The Atlantic Wall
From the summer of 1941, Hitler moved ever more troops to fight the Soviet Union on the Eastern Front. At the same time, however, Nazi Germany was expecting a sea-borne Allied invasion in the west. The solution to the dilemma was the construction of the Atlantic Wall between 1942 and 1945. The ‘Wall’ was actually a series of concrete bunkers, manmade barriers and natural obstacles like cliffs and rocks, stretching along five thousand kilometres of North Sea and Atlantic coast from northern Norway to the Spanish border. These coastal defences turned the Nazi-occupied west of Europe into a virtually impregnable fortress that could be held by relatively few troops.
The construction of the Atlantic Wall
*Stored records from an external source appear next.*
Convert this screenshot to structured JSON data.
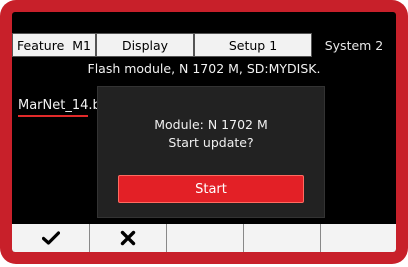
{
  "tabs": [
    {
      "label": "Feature  M1",
      "active": false
    },
    {
      "label": "Display",
      "active": false
    },
    {
      "label": "Setup 1",
      "active": false
    },
    {
      "label": "System 2",
      "active": true
    }
  ],
  "header": {
    "text": "Flash module, N 1702 M, SD:MYDISK."
  },
  "file_list": {
    "selected_file": "MarNet_14.b"
  },
  "dialog": {
    "line1": "Module: N 1702 M",
    "line2": "Start update?",
    "start_label": "Start"
  },
  "softkeys": [
    {
      "icon": "checkmark-icon"
    },
    {
      "icon": "cross-icon"
    },
    {
      "icon": ""
    },
    {
      "icon": ""
    },
    {
      "icon": ""
    }
  ],
  "colors": {
    "bezel": "#c8202a",
    "screen": "#000000",
    "accent": "#e32026",
    "dialog": "#222222"
  }
}
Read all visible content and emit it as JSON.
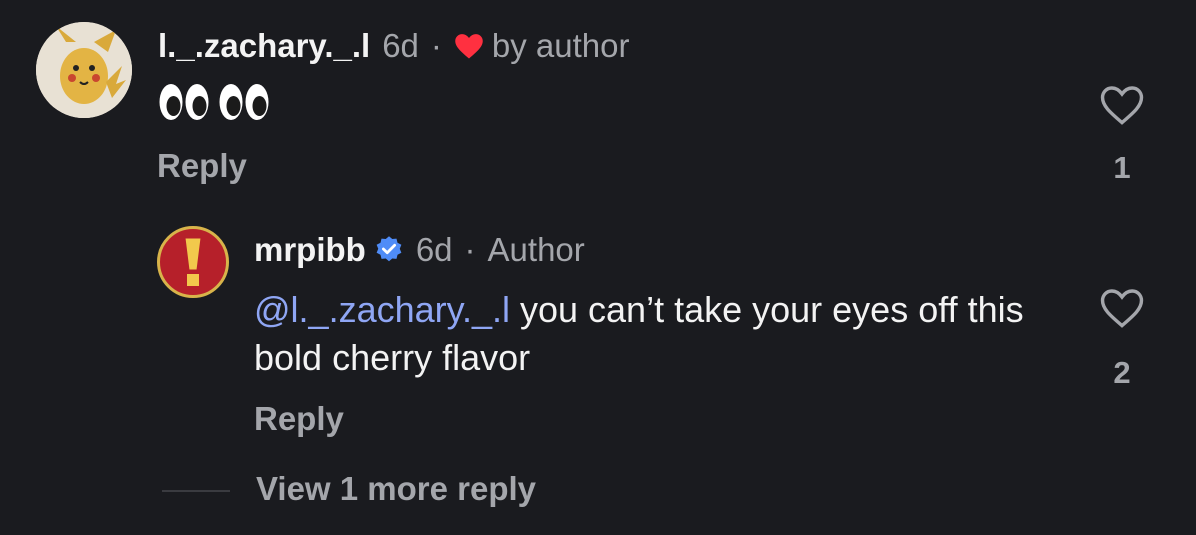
{
  "comment1": {
    "username": "l._.zachary._.l",
    "time": "6d",
    "separator": "·",
    "author_like_text": "by author",
    "body_emoji": "👀👀",
    "reply_label": "Reply",
    "like_count": "1",
    "avatar_icon": "pikachu-avatar"
  },
  "comment2": {
    "username": "mrpibb",
    "verified_icon": "verified-badge-icon",
    "time": "6d",
    "separator": "·",
    "author_label": "Author",
    "mention": "@l._.zachary._.l",
    "body_text": " you can’t take your eyes off this bold cherry flavor",
    "reply_label": "Reply",
    "like_count": "2",
    "avatar_icon": "exclamation-avatar"
  },
  "view_more_replies": "View 1 more reply",
  "colors": {
    "background": "#1a1b1f",
    "muted_text": "#a4a6ab",
    "mention": "#8fa6f4",
    "heart_red": "#ff3040",
    "verified_blue": "#4f8cf7"
  }
}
Building the wall was not progressing fast enough and Hitler was concerned that the open artilleries were too vulnerable for airstrikes. He chose therefore to build bunkers around them with reinforced concrete walls of at least 2 metres thick. This was called 'Ständiger Ausbau (St)'. Then, on August 25th 1942, General-Field Marshal Gerd Von Rundstedt, commander of all German troops on the western front at the time, ordered the West-European coast be transformed into an impregnable fortification. This, order number 14, was the birth of the Atlantic Wall.
Some 15,000 heavy bunkers along the Dutch, Belgian and French coast should have been built by May 1st 1943, but due to insufficient manpower, materials and fuel only 6,000 were completed. Of this number 510 were completed in The Netherlands, instead of the 2,000 that were planned.
In 1943, Hitler appointed Field Marshal Erwin Rommel as inspector of the Atlantic Wall. His strategy was to destroy attackers at sea and only to give battle on the beaches if driven to it as a last resort. In accordance with this, Rommel began in early 1944 with the installation of numerous hindrances along the water's edge, including masses of large poles buried so they stuck out of the sand at an angle connected with steel wire and combined with landmines, later called 'Rommel-asparagus'. Furthermore, he fortified the defences on the land-facing side by flooding low-lying areas and installing minefields, levees and trenches, anti-tank ditches and other obstructions. The compilation of the Atlantic Wall continued right up until the end of the war, even though it had become clear much earlier that there was no longer any reason to do so.
The Atlantic Wall measures 6200 kilometres in length (including the coastline of the British Channel Islands which Hitler captured in 1940).
In the end, the full 2,000 fortifications were realised, along with tens of thousands of lighter bunkers and brickwork buildings. Moreover, likely vulnerabilities for enemy aviation landings and tank offensives on the land-facing side of the coast were further fortified with more anti-tank ditches, anti-tank walls and other obstacles.